As soon as you make up your mind to start saving for a house, start paying off your credit card debt. Try not to get yourself over-indebted. Maintain a debt-to-income (DTI) ratio below 40%, if possible.
If you want to go the extra mile, simulate one month with a mortgage payment. How does it feel? Are you comfortable with it? If you’re doing fine, then, take your saved banknotes every month and deposit the money in your down payment savings account. In this way, you will better understand that a home purchase means a huge investment of your time and effort and a great commitment.
Should you use a personal loan for a down payment on a house?
We wouldn’t recommend this and most lenders do not accept borrowers who do not prove they can afford a long-term loan. You should use a personal loan for a down payment on a house only as a last resort. Every loan lowers your credit score. So, on top of having high monthly payments for a few years, you will pay more interest on your mortgage. Moreover, if you want to make any home improvements, the next loans will get even more expensive. Don’t let yourself seduced by a low interest rate! Whenever you shop around for a personal loan, look at the APR instead – the annual percentage rate – that is the actual cost of the borrowed money. Be aware of the fact that FHA loans also impose a DTI of 43% or less, while those with higher credit scores and cash reserves can enjoy a higher limit of 50%.
How to save for a down payment while renting?
To rent or to buy? Or to rent before you buy? Here are two dilemmas that most home buyers face at some point. With rent being similar to monthly payments on a mortgage, it doesn’t make much sense to rent. To save money while renting, for some of you, it could sound like a huge financial strain. But it all depends on your monthly income. Besides, there are cities where it is better to rent than to buy, depending on the price-to-rent ratio.
Renting might spare you of homeowner’s insurance and property taxes, but you don’t gain any equity in that property either. However, if that is not your goal, you can save money for a home purchase the same way you would have saved money for a tour around the world. Go frugal! This shouldn’t be too hard if you’ve come of age at the beginning of the third millennium. After surviving the 2007-2008 market crash, Millennials know how to live on less!
Paying off credit card debt is also of utmost importance. Try to protect your credit score by paying everything on time and by not breaking your rental lease. To reduce the burden of the rent, look for a roommate! Alternatively, ditch cable TV, get a second job and give up smoking.
Now that you’re here, write down all your monthly expenses and rethink your budget. Imagine that saving is actually an expense. Treat it as if it were your most important expense every month. Set a monthly goal and put the money in the envelope every time you get paid. You can do it twice a month or daily, it doesn’t matter as long as you stick to the plan.
Had you been born with a silver spoon in your mouth you would have spent your time with noblemen, princes, and princesses instead of reading this article about how to save for a down payment. The uneven distribution of wealth is an issue as old as time and it’s here to stay. We can do little to change it. But at least we can do something about it: we can work hard and fight for our dreams!

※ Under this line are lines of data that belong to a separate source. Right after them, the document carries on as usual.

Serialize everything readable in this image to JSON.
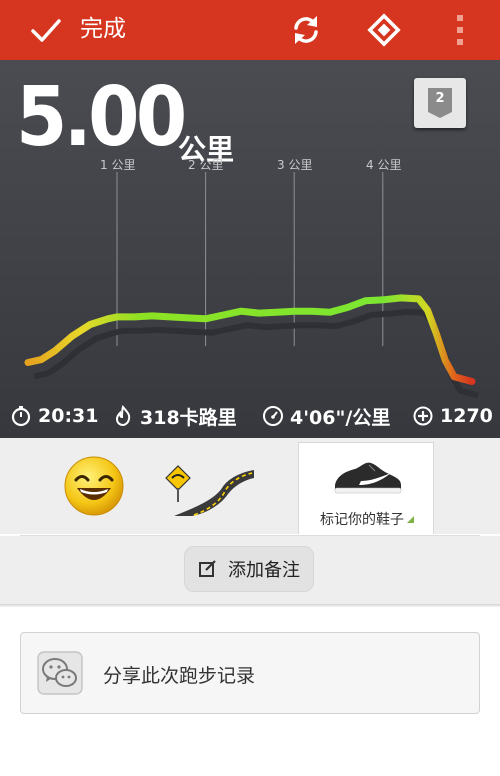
{
  "topbar": {
    "done_label": "完成",
    "icons": [
      "check-icon",
      "sync-icon",
      "diamond-icon",
      "more-icon"
    ],
    "color": "#d6351f"
  },
  "run": {
    "distance": "5.00",
    "distance_unit": "公里",
    "badge_number": "2",
    "km_markers": [
      "1 公里",
      "2 公里",
      "3 公里",
      "4 公里"
    ],
    "stats": {
      "duration": "20:31",
      "calories": "318卡路里",
      "pace": "4'06\"/公里",
      "fuel": "1270"
    }
  },
  "chart_data": {
    "type": "line",
    "x_unit": "公里",
    "x": [
      0.0,
      0.15,
      0.3,
      0.5,
      0.7,
      0.9,
      1.0,
      1.2,
      1.4,
      1.6,
      1.8,
      2.0,
      2.2,
      2.4,
      2.6,
      2.8,
      3.0,
      3.2,
      3.4,
      3.6,
      3.8,
      4.0,
      4.2,
      4.4,
      4.5,
      4.6,
      4.7,
      4.8,
      5.0
    ],
    "values": [
      0.3,
      0.33,
      0.42,
      0.58,
      0.7,
      0.76,
      0.78,
      0.78,
      0.79,
      0.78,
      0.77,
      0.76,
      0.8,
      0.84,
      0.82,
      0.83,
      0.84,
      0.84,
      0.83,
      0.88,
      0.95,
      0.96,
      0.98,
      0.97,
      0.85,
      0.6,
      0.32,
      0.15,
      0.1
    ],
    "value_note": "relative pace (higher is faster)",
    "colors": [
      "#e6a21f",
      "#e8d82a",
      "#8ee123",
      "#7be632",
      "#e0621c",
      "#d6351f"
    ]
  },
  "gear": {
    "shoe_label": "标记你的鞋子",
    "icons": [
      "smiley-face-icon",
      "road-terrain-icon",
      "running-shoe-icon"
    ]
  },
  "note": {
    "add_note_label": "添加备注"
  },
  "share": {
    "label": "分享此次跑步记录"
  }
}
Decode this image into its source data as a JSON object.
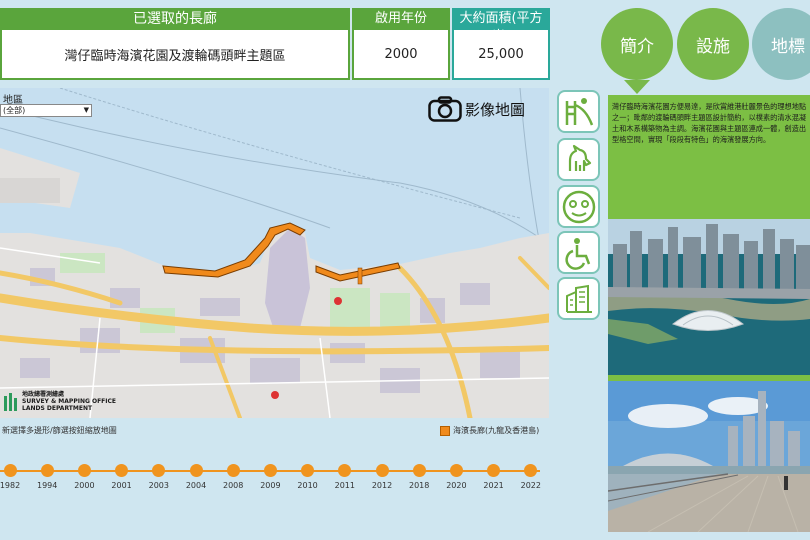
{
  "header": {
    "corridor_title": "已選取的長廊",
    "corridor_value": "灣仔臨時海濱花園及渡輪碼頭畔主題區",
    "year_title": "啟用年份",
    "year_value": "2000",
    "area_title": "大約面積(平方米)",
    "area_value": "25,000"
  },
  "tabs": [
    {
      "label": "簡介"
    },
    {
      "label": "設施"
    },
    {
      "label": "地標"
    }
  ],
  "map": {
    "district_label": "地區",
    "district_value": "(全部)",
    "photo_map_label": "影像地圖",
    "logo_line1": "地政總署測繪處",
    "logo_line2": "SURVEY & MAPPING OFFICE",
    "logo_line3": "LANDS DEPARTMENT"
  },
  "hint": "新選擇多邊形/篩選按鈕縮放地圖",
  "legend": {
    "label": "海濱長廊(九龍及香港島)",
    "color": "#f08a1c"
  },
  "timeline": [
    "1982",
    "1994",
    "2000",
    "2001",
    "2003",
    "2004",
    "2008",
    "2009",
    "2010",
    "2011",
    "2012",
    "2018",
    "2020",
    "2021",
    "2022"
  ],
  "side_icons": [
    "playground-icon",
    "pet-friendly-icon",
    "face-icon",
    "accessibility-icon",
    "building-icon"
  ],
  "info": {
    "intro_text": "灣仔臨時海濱花園方便易達，是欣賞維港壯麗景色的理想地點之一；毗鄰的渡輪碼頭畔主題區設計簡約，以樸素的清水混凝土和木系構築物為主調。海濱花園與主題區連成一體，創造出型格空間，實現「段段有特色」的海濱發展方向。"
  },
  "colors": {
    "green": "#79b84a",
    "teal": "#2aa89a",
    "orange": "#f0941e"
  }
}
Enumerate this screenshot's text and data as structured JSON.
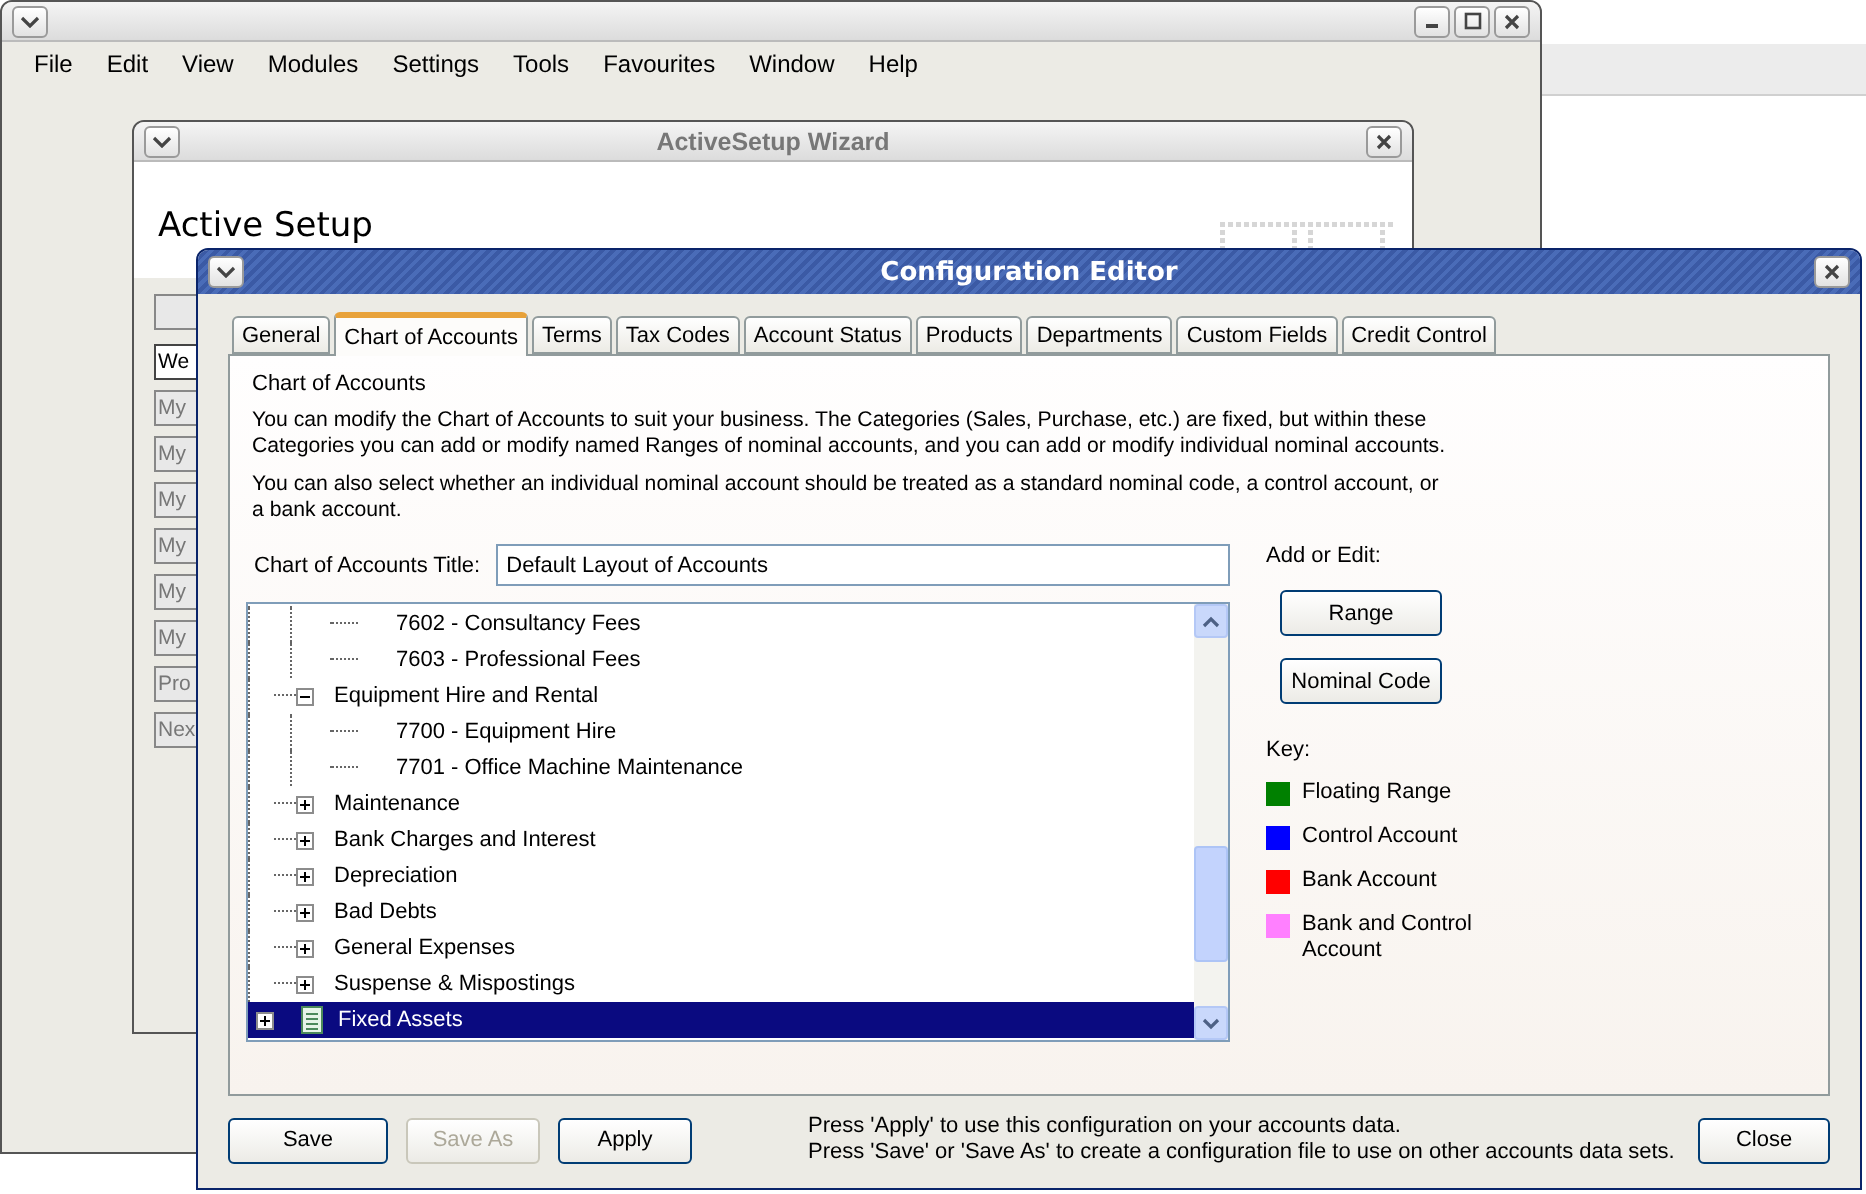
{
  "main_window": {
    "menu": [
      "File",
      "Edit",
      "View",
      "Modules",
      "Settings",
      "Tools",
      "Favourites",
      "Window",
      "Help"
    ]
  },
  "wizard": {
    "title": "ActiveSetup Wizard",
    "heading": "Active Setup",
    "side_buttons": [
      "We",
      "My",
      "My",
      "My",
      "My",
      "My",
      "My",
      "Pro",
      "Nex"
    ]
  },
  "editor": {
    "title": "Configuration Editor",
    "tabs": [
      {
        "label": "General",
        "selected": false
      },
      {
        "label": "Chart of Accounts",
        "selected": true
      },
      {
        "label": "Terms",
        "selected": false
      },
      {
        "label": "Tax Codes",
        "selected": false
      },
      {
        "label": "Account Status",
        "selected": false
      },
      {
        "label": "Products",
        "selected": false
      },
      {
        "label": "Departments",
        "selected": false
      },
      {
        "label": "Custom Fields",
        "selected": false
      },
      {
        "label": "Credit Control",
        "selected": false
      }
    ],
    "section_title": "Chart of Accounts",
    "paragraphs": [
      "You can modify the Chart of Accounts to suit your business. The Categories (Sales, Purchase, etc.) are fixed, but within these Categories you can add or modify named Ranges of nominal accounts, and you can add or modify individual nominal accounts.",
      "You can also select whether an individual nominal account should be treated as a standard nominal code, a control account, or a bank account."
    ],
    "title_field": {
      "label": "Chart of Accounts Title:",
      "value": "Default Layout of Accounts"
    },
    "tree": [
      {
        "children": [
          {
            "children": [
              {
                "label": "7602 - Consultancy Fees",
                "selected": false
              },
              {
                "label": "7603 - Professional Fees",
                "selected": false
              }
            ]
          },
          {
            "label": "Equipment Hire and Rental",
            "expanded": true,
            "selected": false,
            "children": [
              {
                "label": "7700 - Equipment Hire",
                "selected": false
              },
              {
                "label": "7701 - Office Machine Maintenance",
                "selected": false
              }
            ]
          },
          {
            "label": "Maintenance",
            "expanded": false,
            "selected": false
          },
          {
            "label": "Bank Charges and Interest",
            "expanded": false,
            "selected": false
          },
          {
            "label": "Depreciation",
            "expanded": false,
            "selected": false
          },
          {
            "label": "Bad Debts",
            "expanded": false,
            "selected": false
          },
          {
            "label": "General Expenses",
            "expanded": false,
            "selected": false
          },
          {
            "label": "Suspense & Mispostings",
            "expanded": false,
            "selected": false
          }
        ]
      },
      {
        "label": "Fixed Assets",
        "expanded": false,
        "selected": true
      }
    ],
    "add_edit_label": "Add or Edit:",
    "side_buttons": [
      "Range",
      "Nominal Code"
    ],
    "key_label": "Key:",
    "key": [
      {
        "label": "Floating Range",
        "color": "#008000"
      },
      {
        "label": "Control Account",
        "color": "#0000ff"
      },
      {
        "label": "Bank Account",
        "color": "#ff0000"
      },
      {
        "label": "Bank and Control Account",
        "color": "#ff80ff"
      }
    ],
    "footer_buttons": [
      {
        "label": "Save",
        "disabled": false
      },
      {
        "label": "Save As",
        "disabled": true
      },
      {
        "label": "Apply",
        "disabled": false
      }
    ],
    "footer_note": [
      "Press 'Apply' to use this configuration on your accounts data.",
      "Press 'Save' or 'Save As' to create a configuration file to use on other accounts data sets."
    ],
    "close_button": "Close"
  }
}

What do you find challenging about saving for a down payment? We would love to find out so please leave a comment below!